If Roberto Luongo were to retire following his age 41 season instead, then the cap benefit recapture hit would balloon to $3,869,583 annually over two seasons.
By the way, something along these lines (albeit probably less dramatic) is what Pierre LeBrun described as the "absolute best case scenario" for Mike Gillis and the Canucks on the Luongo trade front this summer…
If a classic trade can’t be worked out, if a retained salary transaction proves to be too much of a head-ache, and if Vancouver isn’t willing to stomach dropping nearly thirty million on a compliance buyout, then the Canucks could eventually put Roberto Luongo on waivers.
Elite talent is rarely avaialable for free in the National Hockey League, and I think Luongo would be claimed if he were to be exposed on the waiver wire, but the Canucks would get zip in exchange.
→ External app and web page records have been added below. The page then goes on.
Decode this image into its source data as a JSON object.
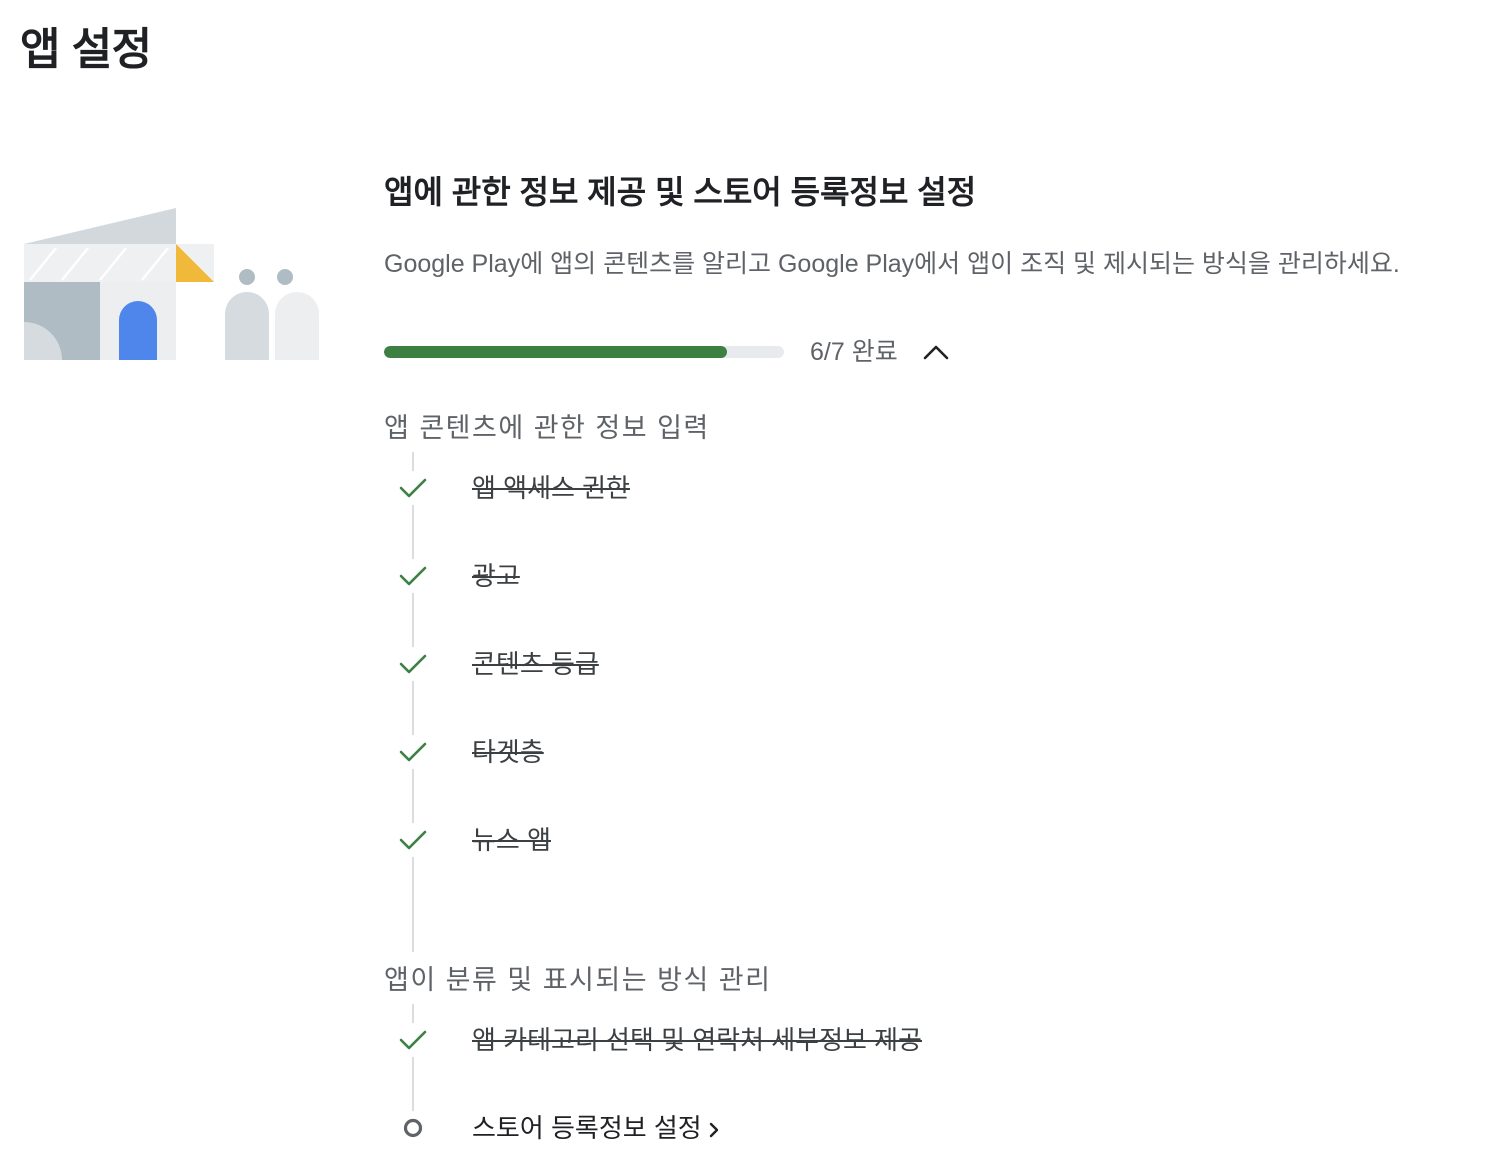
{
  "page": {
    "title": "앱 설정"
  },
  "setup_card": {
    "heading": "앱에 관한 정보 제공 및 스토어 등록정보 설정",
    "description": "Google Play에 앱의 콘텐츠를 알리고 Google Play에서 앱이 조직 및 제시되는 방식을 관리하세요.",
    "progress": {
      "completed": 6,
      "total": 7,
      "fraction": 0.857,
      "label": "6/7 완료",
      "bar_color": "#3c8042",
      "track_color": "#e8eaed",
      "toggle_icon": "chevron-up-icon"
    },
    "groups": [
      {
        "title": "앱 콘텐츠에 관한 정보 입력",
        "tasks": [
          {
            "label": "앱 액세스 권한",
            "status": "done",
            "icon": "check-icon"
          },
          {
            "label": "광고",
            "status": "done",
            "icon": "check-icon"
          },
          {
            "label": "콘텐츠 등급",
            "status": "done",
            "icon": "check-icon"
          },
          {
            "label": "타겟층",
            "status": "done",
            "icon": "check-icon"
          },
          {
            "label": "뉴스 앱",
            "status": "done",
            "icon": "check-icon"
          }
        ]
      },
      {
        "title": "앱이 분류 및 표시되는 방식 관리",
        "tasks": [
          {
            "label": "앱 카테고리 선택 및 연락처 세부정보 제공",
            "status": "done",
            "icon": "check-icon"
          },
          {
            "label": "스토어 등록정보 설정",
            "status": "pending",
            "icon": "empty-circle-icon",
            "trailing_icon": "chevron-right-icon"
          }
        ]
      }
    ],
    "colors": {
      "check": "#3c8042",
      "pending_circle": "#5f6368",
      "illustration_blue": "#4f86ec",
      "illustration_yellow": "#f0b93a"
    }
  }
}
On the other hand, they wouldn’t have to pay out any additional money either…
Voiding the Contract
This is a prospect that was broached by Darren Dreger this offseason, and by Iain Macintyre following the 2013 NHL Trade Deadline. Essentially if Roberto Luongo doesn’t report to training camp this upcoming fall then the Canucks can terminate the contract on the grounds that Luongo is withholding services. This is similar to what happened with Tim Thomas, except that Tim Thomas’s cap-hit remained on the books for Boston (and eventually the New York Islanders) because his contract was of the 35+ variety.
It’s way to soon to assume that this is any type of realistic option. Of course it would also involve the Luongo-trade drama dragging on through another summer, which is certainly suboptimal for both the goaler and the Canucks.
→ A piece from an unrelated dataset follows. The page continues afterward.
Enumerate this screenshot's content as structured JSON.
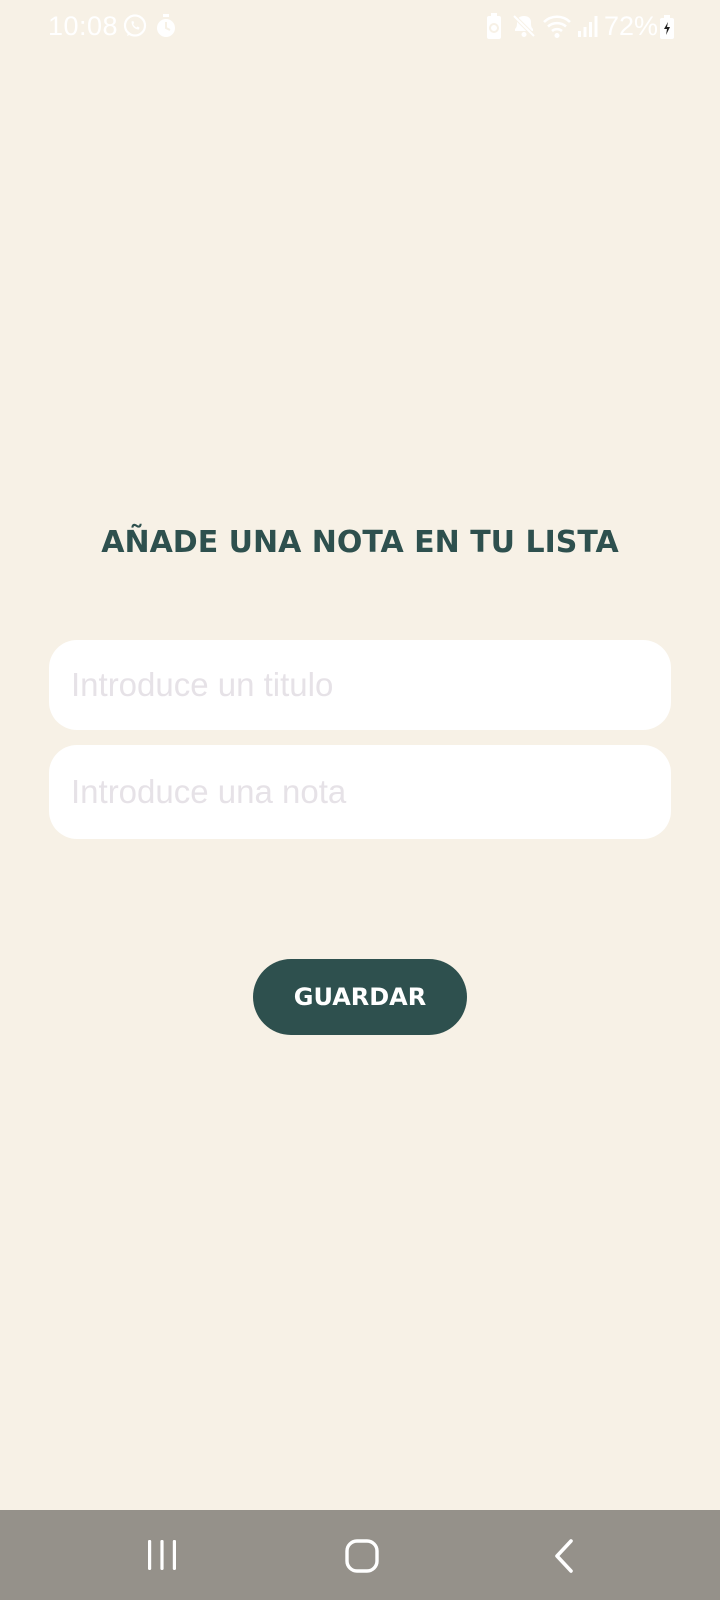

Trading Roberto Luongo is effing complicated. Compounding that issue is that, despite Luongo’s status as an elite netminder, there appears to be a limited market for his services while he’s attached to his current life time deal. Perhaps Mike Gillis can pull a rabbit out of his hat this summer, but I wouldn’t count on it.
Frankly it seems legitimately possible that Roberto Luongo’s contract is simply the exception to the "Scott Gomez corollary" a vague rule I made up last season which contends that "if Scott Gomez could be traded, then no player is truly immovable."